Once upon a time, in a time long forgotten, our dishwasher stopped working. Oh, it would still "run"--making loud noises, using gallons of water, etc. But it didn't actually wash any dishes the way you would expect something called a dishwasher to do. Gradually, its performance became so poor that we abandoned all attempts of even claiming to own a dishwasher. Eventually, it became a large black box sitting under the counter. I tried to be a real trooper about it, but I was growing really grumpy, frankly.
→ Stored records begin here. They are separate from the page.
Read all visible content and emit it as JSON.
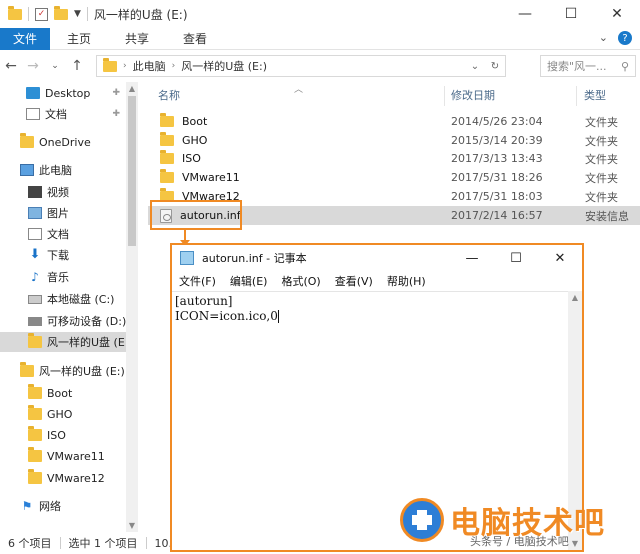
{
  "window": {
    "title": "风一样的U盘 (E:)",
    "controls": {
      "minimize": "—",
      "maximize": "☐",
      "close": "✕"
    }
  },
  "ribbon": {
    "file_tab": "文件",
    "tabs": [
      "主页",
      "共享",
      "查看"
    ]
  },
  "address": {
    "crumbs": [
      "此电脑",
      "风一样的U盘 (E:)"
    ],
    "search_placeholder": "搜索\"风一..."
  },
  "sidebar": {
    "items": [
      {
        "label": "Desktop",
        "icon": "desktop-icon",
        "pinned": true
      },
      {
        "label": "文档",
        "icon": "document-icon",
        "pinned": true
      },
      {
        "label": "OneDrive",
        "icon": "folder-icon"
      },
      {
        "label": "此电脑",
        "icon": "computer-icon"
      },
      {
        "label": "视频",
        "icon": "video-icon"
      },
      {
        "label": "图片",
        "icon": "picture-icon"
      },
      {
        "label": "文档",
        "icon": "document-icon"
      },
      {
        "label": "下载",
        "icon": "download-icon"
      },
      {
        "label": "音乐",
        "icon": "music-icon"
      },
      {
        "label": "本地磁盘 (C:)",
        "icon": "disk-icon"
      },
      {
        "label": "可移动设备 (D:)",
        "icon": "usb-icon"
      },
      {
        "label": "风一样的U盘 (E:",
        "icon": "folder-icon",
        "active": true
      },
      {
        "label": "风一样的U盘 (E:)",
        "icon": "folder-icon"
      },
      {
        "label": "Boot",
        "icon": "folder-icon"
      },
      {
        "label": "GHO",
        "icon": "folder-icon"
      },
      {
        "label": "ISO",
        "icon": "folder-icon"
      },
      {
        "label": "VMware11",
        "icon": "folder-icon"
      },
      {
        "label": "VMware12",
        "icon": "folder-icon"
      },
      {
        "label": "网络",
        "icon": "network-icon"
      }
    ]
  },
  "filelist": {
    "columns": {
      "name": "名称",
      "date": "修改日期",
      "type": "类型"
    },
    "rows": [
      {
        "name": "Boot",
        "date": "2014/5/26 23:04",
        "type": "文件夹"
      },
      {
        "name": "GHO",
        "date": "2015/3/14 20:39",
        "type": "文件夹"
      },
      {
        "name": "ISO",
        "date": "2017/3/13 13:43",
        "type": "文件夹"
      },
      {
        "name": "VMware11",
        "date": "2017/5/31 18:26",
        "type": "文件夹"
      },
      {
        "name": "VMware12",
        "date": "2017/5/31 18:03",
        "type": "文件夹"
      },
      {
        "name": "autorun.inf",
        "date": "2017/2/14 16:57",
        "type": "安装信息"
      }
    ]
  },
  "status": {
    "count": "6 个项目",
    "selected": "选中 1 个项目",
    "size": "10.1"
  },
  "notepad": {
    "title": "autorun.inf - 记事本",
    "menu": [
      "文件(F)",
      "编辑(E)",
      "格式(O)",
      "查看(V)",
      "帮助(H)"
    ],
    "lines": [
      "[autorun]",
      "ICON=icon.ico,0"
    ]
  },
  "watermark": {
    "brand": "电脑技术吧",
    "sub": "头条号 / 电脑技术吧"
  },
  "colors": {
    "accent_blue": "#1979ca",
    "highlight_orange": "#f08a24",
    "folder_yellow": "#f5c542"
  }
}
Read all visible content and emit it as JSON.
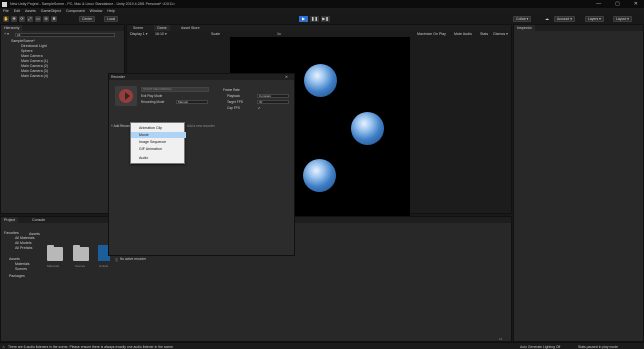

I felt like I was wasting so much time washing dishes.
So, when my Michael asked me for ideas of a Christmas present, I told him that I just wanted to get a new dishwasher (and not feel guilty about it). And that, dear friend and devoted reader, is what I did!
Last week, I went to Sears and purchased the long-awaited appliance. The salesperson told me that Wanda didn't qualify for free delivery. "No problem!" I responded, "I can pick it up." Warily, the salesperson continued, "But you will need installation, right?" (I had seen the "Installation $169.99" signs posted around the floor models.) "No, thank you. My brother knows how to do it," I replied. And that's true. He does. And I was going to have him help me if I needed it. But guess what? I didn't! I did it all myself!
The next morning, I drove to the merchandise pick-up center where they loaded the dishwasher into my van. I drove home and pulled it out of the car. It wasn't too heavy, despite the "Warning! Excessive Weight Hazard" label on the box. I picked it up and started to go up the stairs to the front door (my front door is 1/2 story up and on the side of my house). The box was rather large, obviously, so on my third step up I pulled my cell phone out of my pocket and called my neighbor to see if she could come out and help me get it up the stairs. She didn't answer her phone, so I muttered my mantra to myself: "Where there's a will, there's a way." Then, I hefted that sucker one more time and took it up to the porch, scooted it around the corner and lifted it into the house. Thankfully, it slid effortlessly across the wood floors to the kitchen once I was in the house.
Then, I started the installation. I had watched a handyman video online the night before and felt like this task was totally doable. (A big thanks to Hans Vatter, The Handyman Extraordinaire!) I am not saying that is was fun be on my belly trying to reach the various pipes and wires while turning a wrench when there was nowhere to turn it, but it wasn't too bad. And it was certainly worth the savings of $170.
No, things didn't go perfectly smoothly. Right off the bat, I totally thought I'd turned the water off under the sink but realized when water came pouring out from under the old dishwasher that I had not. Big oops! That sent me running to the basement, groping in the dark of the laundry room to reach the house's main water shut-off valve (in the dark because I had already turned off all the power to the whole house--that's how we chickens do all of our electrical repairs!) But other than a couple of soaked towels, it was all good.
And it didn't take a super long time, either (even with a run to Home Depot in the mix to get a needed part (really, you can't put a 70 cent part in the box with a major appliance?!?!?!?--I would have paid a whole extra dollar, maybe five, not to have to run to Home Depot in the middle of the installation process!)). But I digress. Even with the annoying trip to Home Depot, I had a load of dishes being washed by the time I went to pick the kids up from school.
So, Merry Christmas to me and my new BFF, Wanda the Whirlpool (I figure a friend who came to my rescue and saved my sanity deserves the title of "new BFF" and a real name). She is such a welcomed addition to my kitchen!